The work has included a lot of brainstorming of how the district could make its schools more secure, Barron said before he and Ron May, district operations director, shared a list of 16 security enhancement suggestions for the board to consider. Barron said cost estimates had not been developed for any of the suggestions. Some of the ideas are already being acted upon; others will require board approval.
“This is planning and consideration,” he said. “We’ve been throwing a lot of stuff out there. We just wanted to get in front of you, so you could guide us. We can never do enough, so we need to find that right balance that you are comfortable with.”
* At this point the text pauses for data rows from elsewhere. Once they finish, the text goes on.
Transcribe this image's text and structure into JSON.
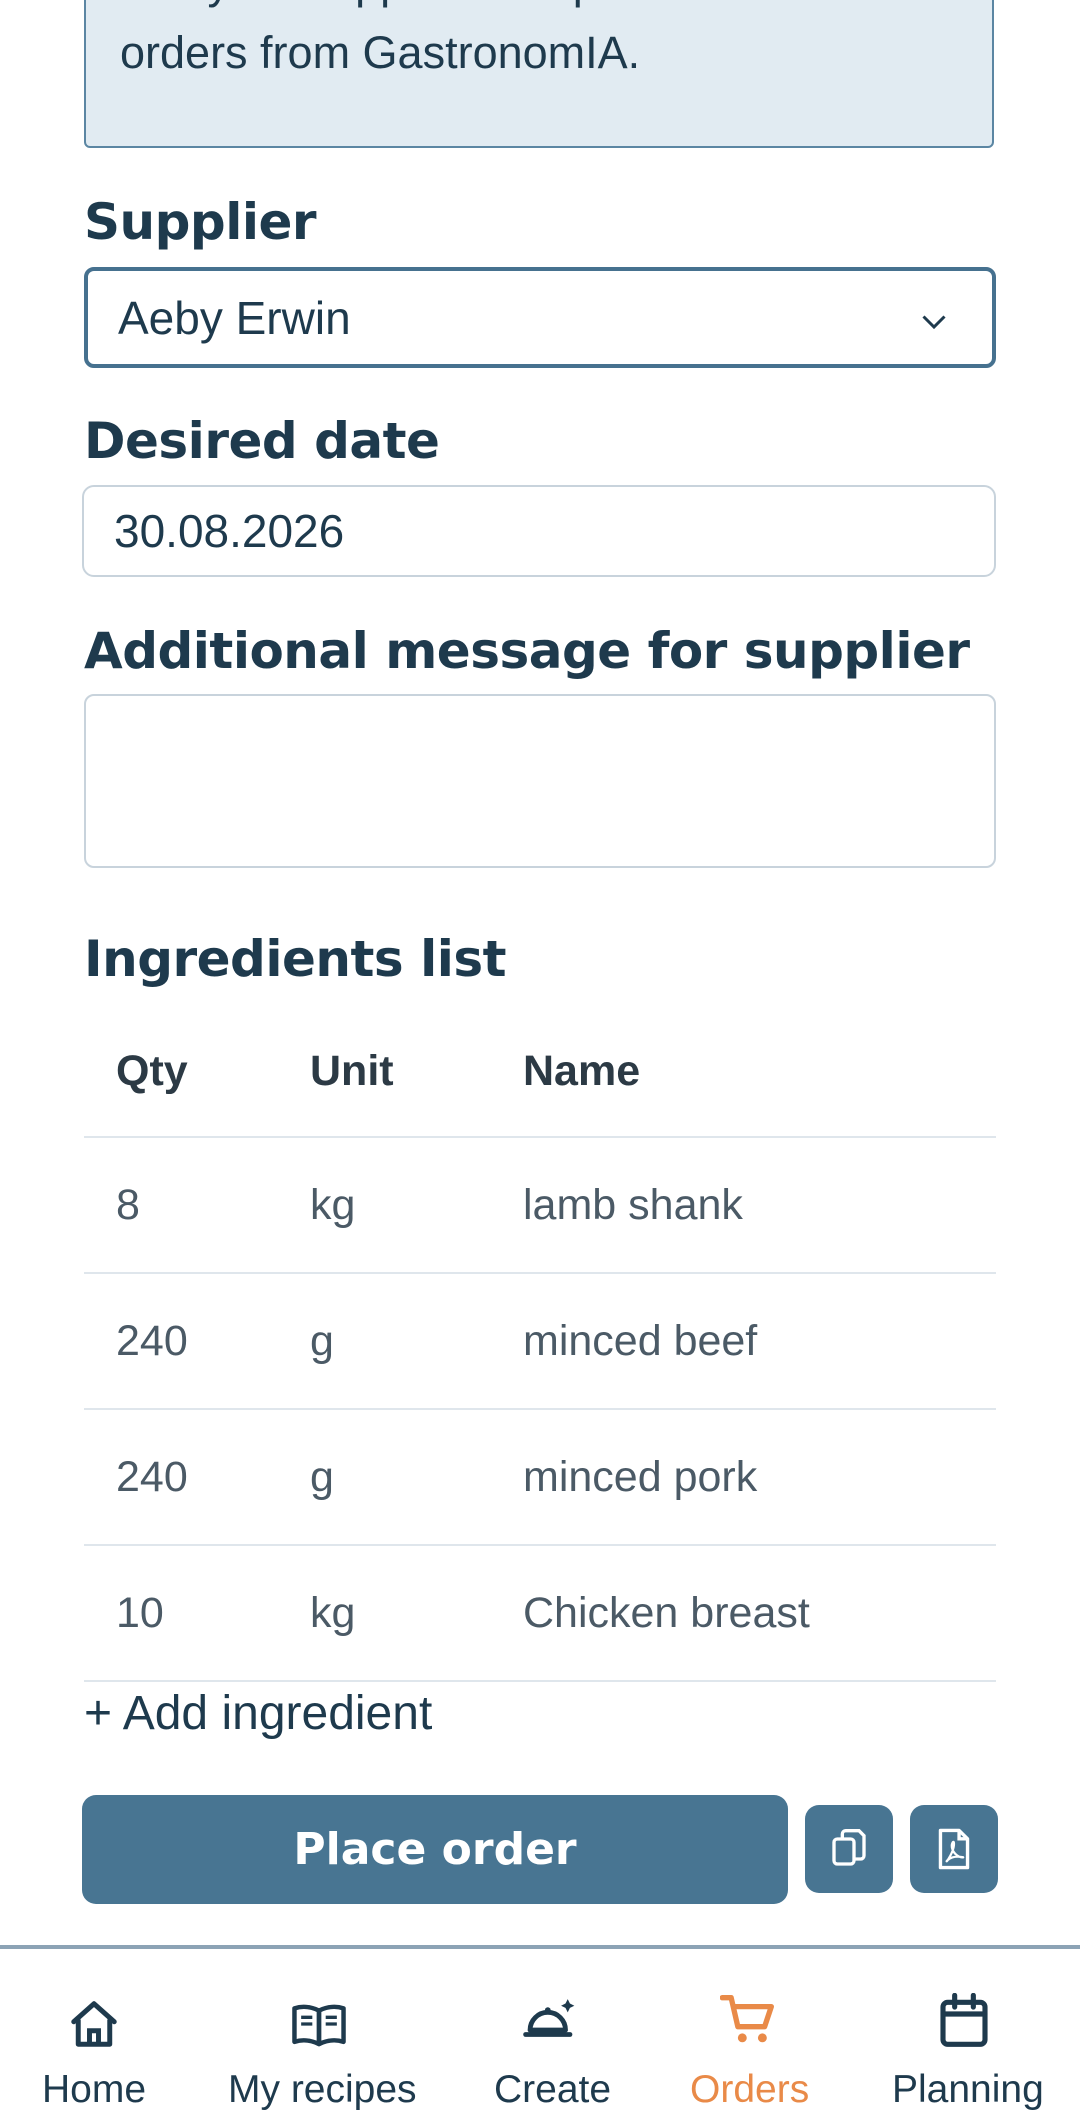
{
  "info": {
    "line1": "that your supplier accepts email",
    "line2": "orders from GastronomIA."
  },
  "supplier": {
    "label": "Supplier",
    "value": "Aeby Erwin"
  },
  "date": {
    "label": "Desired date",
    "value": "30.08.2026"
  },
  "message": {
    "label": "Additional message for supplier",
    "value": ""
  },
  "ingredients": {
    "title": "Ingredients list",
    "columns": {
      "qty": "Qty",
      "unit": "Unit",
      "name": "Name"
    },
    "rows": [
      {
        "qty": "8",
        "unit": "kg",
        "name": "lamb shank"
      },
      {
        "qty": "240",
        "unit": "g",
        "name": "minced beef"
      },
      {
        "qty": "240",
        "unit": "g",
        "name": "minced pork"
      },
      {
        "qty": "10",
        "unit": "kg",
        "name": "Chicken breast"
      }
    ],
    "add_label": "+ Add ingredient"
  },
  "actions": {
    "place_order": "Place order",
    "copy_icon": "copy-icon",
    "pdf_icon": "pdf-icon"
  },
  "nav": {
    "items": [
      {
        "label": "Home",
        "icon": "home-icon"
      },
      {
        "label": "My recipes",
        "icon": "book-icon"
      },
      {
        "label": "Create",
        "icon": "cloche-icon"
      },
      {
        "label": "Orders",
        "icon": "cart-icon",
        "active": true
      },
      {
        "label": "Planning",
        "icon": "calendar-icon"
      }
    ]
  },
  "colors": {
    "primary": "#487592",
    "text": "#1e3a4d",
    "active": "#e98a48",
    "info_bg": "#e1ebf2"
  }
}
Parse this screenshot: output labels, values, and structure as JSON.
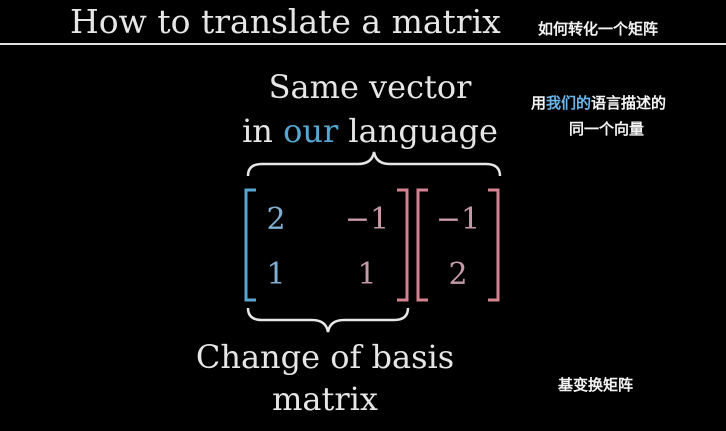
{
  "header": {
    "title": "How to translate a matrix",
    "title_cn": "如何转化一个矩阵"
  },
  "top_label": {
    "line1": "Same vector",
    "line2_prefix": "in ",
    "line2_highlight": "our",
    "line2_suffix": " language"
  },
  "top_label_cn": {
    "line1_prefix": "用",
    "line1_highlight": "我们的",
    "line1_suffix": "语言描述的",
    "line2": "同一个向量"
  },
  "matrix": {
    "a11": "2",
    "a12": "−1",
    "a21": "1",
    "a22": "1"
  },
  "vector": {
    "v1": "−1",
    "v2": "2"
  },
  "bottom_label": {
    "line1": "Change of basis",
    "line2": "matrix"
  },
  "bottom_label_cn": "基变换矩阵",
  "colors": {
    "blue": "#58a6d0",
    "pink": "#d4828f",
    "text": "#e6e6e6"
  }
}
One idea already initiated is the twice-yearly meetings of district facilities staff, building principals, school resource officers and members of the Lawrence Police Department. Barron said there had already been one meeting of the group. The goal is to familiarize law enforcement with district buildings and district staff with the police department’s response procedures.
The district took action Monday on another idea with the requirement that Boys and Girls Clubs use secured entrances at all elementary schools, Barron said.
Among the other considerations presented to the board were:
• Expand security staffing with personnel to work in combination with the police department and SROs. As a stopgap to filling the positions next school year, Barron said the board could contract a third-party service to provide perimeter security at Lawrence and Free State high schools through the remainder of the school year.
The board took no action on the recommendation and will not meet again until April 9. School board president Shannon Kimball said district staff had the authority to contract for the service if the cost was less than $20,000.
• The hiring of a supervisor of school safety to manage emergency operations planning, districtwide safety and the training of security officers. The safety supervisor would relieve May of his security duties. Board vice president Jessica Beeson asked that the job description be more fully fleshed out before the board considered funding the position for the 2018-2019 school year.
• Hiring evening receptionists so that secure entrances could be maintained at schools for after-school events.
“It’s definitely a conversation we are going to have,” Barron said. “I’m not saying we’re going have secure entrances 18 hours a day, but it’s something we’re going to ask — how comfortable do you feel letting people in without monitoring that activity.”
• Installing additional security cameras and creating a plan to keep them operational.
• Purchasing a two-way districtwide radio system that connects district maintenance, safety and communications staff to building administrators. Barron said it would be expensive and could be phased in over five years.
During board discussion that followed Barron’s report, Kimball said the facilities committee would look to see what has been proposed for school security for Free State High School and opportunities that the district could take advantage of during the $15.2 million upgrades to the high school from last year’s bond issue. That planning could be done upfront with the $50.8 million in upgrades to Lawrence High School, she said.
Superintendent Anna Stubblefield said district students would be excused to take part in memorials at schools at 10 a.m. Wednesday, marking the one-month commemoration of the Marjory Stoneman Douglas High School shooting.